Interface dataset entries
==================================================
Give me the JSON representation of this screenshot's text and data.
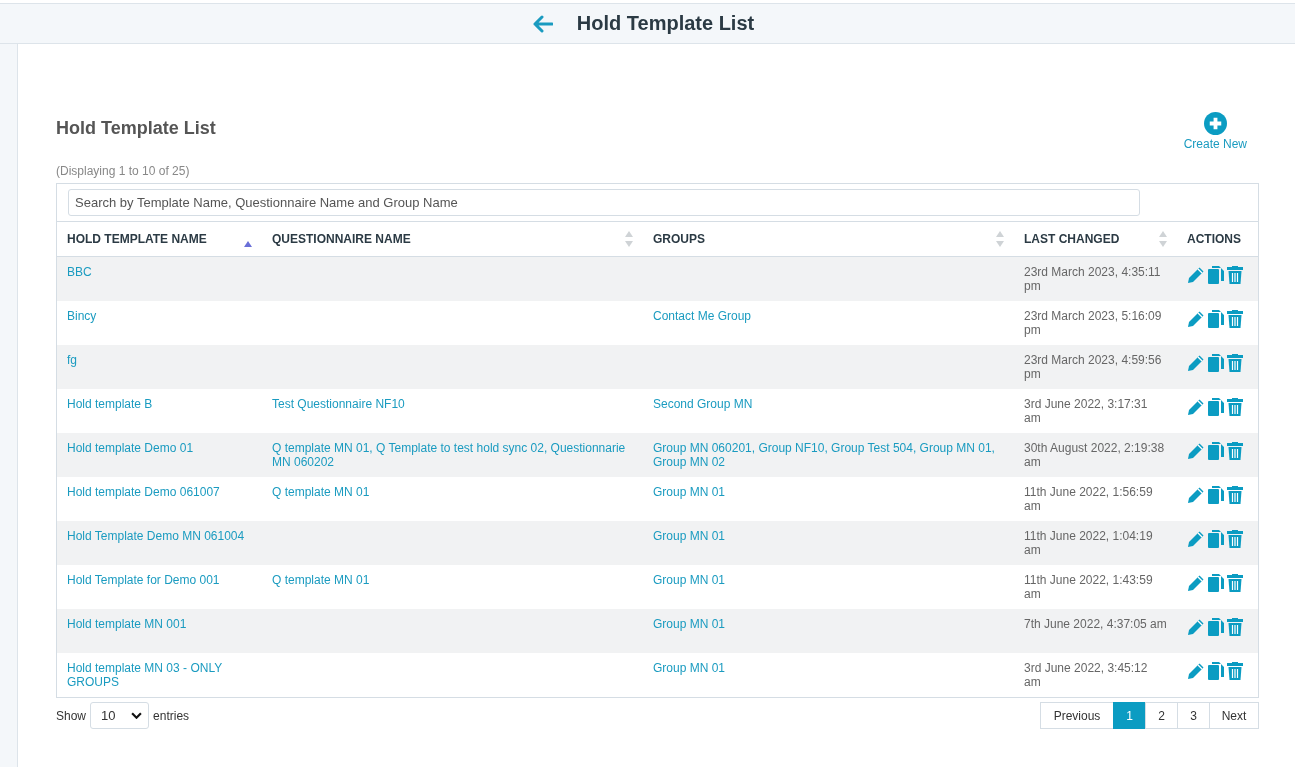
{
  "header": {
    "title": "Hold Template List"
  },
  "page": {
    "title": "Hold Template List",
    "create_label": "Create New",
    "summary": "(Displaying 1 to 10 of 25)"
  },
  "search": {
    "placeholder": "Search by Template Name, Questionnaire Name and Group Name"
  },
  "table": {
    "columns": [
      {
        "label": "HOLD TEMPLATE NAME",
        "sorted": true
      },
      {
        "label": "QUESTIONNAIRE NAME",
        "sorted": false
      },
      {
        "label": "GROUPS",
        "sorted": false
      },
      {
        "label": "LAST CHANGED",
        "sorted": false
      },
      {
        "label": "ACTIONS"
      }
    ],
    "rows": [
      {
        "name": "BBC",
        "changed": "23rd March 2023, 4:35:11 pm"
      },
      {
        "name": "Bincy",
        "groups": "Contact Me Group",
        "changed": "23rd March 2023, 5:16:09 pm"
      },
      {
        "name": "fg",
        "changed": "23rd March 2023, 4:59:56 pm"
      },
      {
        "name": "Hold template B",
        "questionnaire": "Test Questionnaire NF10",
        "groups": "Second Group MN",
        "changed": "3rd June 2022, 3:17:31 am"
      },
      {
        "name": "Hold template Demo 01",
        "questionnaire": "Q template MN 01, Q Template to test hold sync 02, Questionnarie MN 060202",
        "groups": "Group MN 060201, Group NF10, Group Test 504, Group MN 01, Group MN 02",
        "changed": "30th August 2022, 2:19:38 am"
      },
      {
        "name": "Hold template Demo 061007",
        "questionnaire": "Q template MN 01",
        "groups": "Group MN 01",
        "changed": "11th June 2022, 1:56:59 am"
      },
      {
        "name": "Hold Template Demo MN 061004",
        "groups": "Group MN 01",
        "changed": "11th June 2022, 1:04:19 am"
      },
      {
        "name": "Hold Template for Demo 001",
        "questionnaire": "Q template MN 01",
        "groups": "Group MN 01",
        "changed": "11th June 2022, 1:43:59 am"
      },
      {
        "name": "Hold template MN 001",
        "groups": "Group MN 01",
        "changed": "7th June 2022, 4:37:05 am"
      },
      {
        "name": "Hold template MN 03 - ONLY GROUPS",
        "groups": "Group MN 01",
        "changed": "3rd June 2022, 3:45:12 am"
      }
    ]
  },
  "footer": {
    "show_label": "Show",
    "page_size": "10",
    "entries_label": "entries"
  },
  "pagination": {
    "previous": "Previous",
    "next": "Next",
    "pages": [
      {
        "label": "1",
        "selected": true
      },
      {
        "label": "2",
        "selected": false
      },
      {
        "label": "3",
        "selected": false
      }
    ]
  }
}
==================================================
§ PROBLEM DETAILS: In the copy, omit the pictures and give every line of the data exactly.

§ SOLUTION:
Give me the JSON representation of this screenshot's text and data.
{
  "header": {
    "title": "Hold Template List"
  },
  "page": {
    "title": "Hold Template List",
    "create_label": "Create New",
    "summary": "(Displaying 1 to 10 of 25)"
  },
  "search": {
    "placeholder": "Search by Template Name, Questionnaire Name and Group Name"
  },
  "table": {
    "columns": [
      {
        "label": "HOLD TEMPLATE NAME",
        "sorted": true
      },
      {
        "label": "QUESTIONNAIRE NAME",
        "sorted": false
      },
      {
        "label": "GROUPS",
        "sorted": false
      },
      {
        "label": "LAST CHANGED",
        "sorted": false
      },
      {
        "label": "ACTIONS"
      }
    ],
    "rows": [
      {
        "name": "BBC",
        "changed": "23rd March 2023, 4:35:11 pm"
      },
      {
        "name": "Bincy",
        "groups": "Contact Me Group",
        "changed": "23rd March 2023, 5:16:09 pm"
      },
      {
        "name": "fg",
        "changed": "23rd March 2023, 4:59:56 pm"
      },
      {
        "name": "Hold template B",
        "questionnaire": "Test Questionnaire NF10",
        "groups": "Second Group MN",
        "changed": "3rd June 2022, 3:17:31 am"
      },
      {
        "name": "Hold template Demo 01",
        "questionnaire": "Q template MN 01, Q Template to test hold sync 02, Questionnarie MN 060202",
        "groups": "Group MN 060201, Group NF10, Group Test 504, Group MN 01, Group MN 02",
        "changed": "30th August 2022, 2:19:38 am"
      },
      {
        "name": "Hold template Demo 061007",
        "questionnaire": "Q template MN 01",
        "groups": "Group MN 01",
        "changed": "11th June 2022, 1:56:59 am"
      },
      {
        "name": "Hold Template Demo MN 061004",
        "groups": "Group MN 01",
        "changed": "11th June 2022, 1:04:19 am"
      },
      {
        "name": "Hold Template for Demo 001",
        "questionnaire": "Q template MN 01",
        "groups": "Group MN 01",
        "changed": "11th June 2022, 1:43:59 am"
      },
      {
        "name": "Hold template MN 001",
        "groups": "Group MN 01",
        "changed": "7th June 2022, 4:37:05 am"
      },
      {
        "name": "Hold template MN 03 - ONLY GROUPS",
        "groups": "Group MN 01",
        "changed": "3rd June 2022, 3:45:12 am"
      }
    ]
  },
  "footer": {
    "show_label": "Show",
    "page_size": "10",
    "entries_label": "entries"
  },
  "pagination": {
    "previous": "Previous",
    "next": "Next",
    "pages": [
      {
        "label": "1",
        "selected": true
      },
      {
        "label": "2",
        "selected": false
      },
      {
        "label": "3",
        "selected": false
      }
    ]
  }
}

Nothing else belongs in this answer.